How to Break up Like a Philosopher

Teleologist: We aren’t meant for each other.
Deontologist: We aren’t right for each other.
Solipsist: It’s not you, it’s me.
Empiricist: I think we should see other people.
Rationalist: I’ve been doing some thinking…
Continentalist: You’ve lost that love and feeling.
Egalitarian: This is the best thing for both of us.
Functionalist: I don’t care about accommodating your feelings.
Quinean: I’m sorry, but you don’t mean anything to me anymore.
Foundationalist: We have nothing left to build upon.
Relativist: It’s no one’s fault.
Atheist: These things just happen.
Kantian: You lied to me!
Consequentialist: You should have lied to my mother about her pot roast!
Anti-Fictionalist: I’m sick of faking it.
Cartesian: I don’t clearly and distinctly perceive a future together.
Hegelian: Do we have to go through this again?
Lockean: Our primary qualities simply aren’t compatible.
Behaviorist: I just can’t keep going through the motions anymore.
Presentist: There just isn’t any future for us.
Eternalist: At least we’ll always have that weekend in Paris.

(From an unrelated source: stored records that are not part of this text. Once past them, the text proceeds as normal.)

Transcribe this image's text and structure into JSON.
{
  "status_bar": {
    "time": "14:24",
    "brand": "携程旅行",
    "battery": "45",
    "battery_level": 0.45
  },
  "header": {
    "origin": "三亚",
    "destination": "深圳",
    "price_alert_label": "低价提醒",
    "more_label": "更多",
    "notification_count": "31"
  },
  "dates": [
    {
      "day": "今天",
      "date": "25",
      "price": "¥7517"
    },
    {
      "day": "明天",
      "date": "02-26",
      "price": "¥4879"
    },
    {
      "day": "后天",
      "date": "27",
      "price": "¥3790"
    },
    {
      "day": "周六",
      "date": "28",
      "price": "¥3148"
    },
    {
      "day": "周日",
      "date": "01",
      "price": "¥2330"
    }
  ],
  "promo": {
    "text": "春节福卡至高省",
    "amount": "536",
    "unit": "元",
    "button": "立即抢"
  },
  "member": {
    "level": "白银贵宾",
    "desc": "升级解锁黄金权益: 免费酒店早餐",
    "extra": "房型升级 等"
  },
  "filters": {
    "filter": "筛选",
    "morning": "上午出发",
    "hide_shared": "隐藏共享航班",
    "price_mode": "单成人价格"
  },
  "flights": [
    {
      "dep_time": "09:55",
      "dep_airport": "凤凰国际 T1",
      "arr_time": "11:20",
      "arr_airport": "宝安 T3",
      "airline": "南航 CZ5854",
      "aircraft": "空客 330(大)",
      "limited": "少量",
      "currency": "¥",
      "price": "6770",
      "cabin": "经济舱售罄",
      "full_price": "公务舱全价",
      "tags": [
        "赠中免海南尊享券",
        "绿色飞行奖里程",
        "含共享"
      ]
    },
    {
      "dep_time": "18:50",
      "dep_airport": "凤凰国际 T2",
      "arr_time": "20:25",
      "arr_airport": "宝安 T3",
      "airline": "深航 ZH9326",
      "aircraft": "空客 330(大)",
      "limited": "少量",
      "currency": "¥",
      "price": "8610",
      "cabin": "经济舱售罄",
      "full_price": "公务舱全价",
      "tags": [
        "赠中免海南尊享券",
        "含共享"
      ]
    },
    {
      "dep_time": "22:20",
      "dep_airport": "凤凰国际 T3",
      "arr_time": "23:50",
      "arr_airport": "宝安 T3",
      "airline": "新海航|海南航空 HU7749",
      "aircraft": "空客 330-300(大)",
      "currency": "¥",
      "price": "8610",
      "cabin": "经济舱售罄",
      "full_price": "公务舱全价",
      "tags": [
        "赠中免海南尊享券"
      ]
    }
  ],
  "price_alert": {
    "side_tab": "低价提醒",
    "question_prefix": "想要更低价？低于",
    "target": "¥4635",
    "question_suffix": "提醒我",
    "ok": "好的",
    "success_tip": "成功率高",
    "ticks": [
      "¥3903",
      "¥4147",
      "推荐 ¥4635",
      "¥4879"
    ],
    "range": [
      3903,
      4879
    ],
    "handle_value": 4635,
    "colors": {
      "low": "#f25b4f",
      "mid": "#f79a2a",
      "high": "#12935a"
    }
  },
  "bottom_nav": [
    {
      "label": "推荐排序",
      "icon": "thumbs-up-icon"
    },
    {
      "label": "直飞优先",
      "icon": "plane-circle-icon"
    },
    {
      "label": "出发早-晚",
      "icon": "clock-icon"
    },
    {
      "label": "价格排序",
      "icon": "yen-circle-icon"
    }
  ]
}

At this point it’s been pretty conclusively established that the ocean is weird, but one of weirder marine phenomena I’ve encountered is the sea monk or sea bishop, an animal that was sighted of the coast of Poland in 1531, washed up on Danish shores in the late 1540s and went the 16th century equivalent of viral.*

*This of course had nothing whatsoever to do with the Protestant Reformation or Henry the Eighth declaring himself head of the Church of England.  Scientific interest only.

Pretty much every major work on fish in the next 100 years included one:

Guillaume Rondelet (1554) [“human features, but with a coarse and rude outline […] the head was shaved and smooth; the shoulders were covered by a cape.”]

Pierre Belon (1551)

Conrad Gesner (1558)

Richard Breton (1562) [Breton was a Protestant, which may explain the increased levels of eldritch]

Caspar Schott (1662)

Johann Zahn (1696)

And a late entry: this abomination from Robert Chamber’s The Book of Days (1869)

Explanations for these include most of the usual contenders: monk seals, grey seals, hooded seals, walruses, angel sharks, deliberate fraud of the Jenny Haniver variety,  Steenstrup’s ever popular ‘squid doing victory arms’.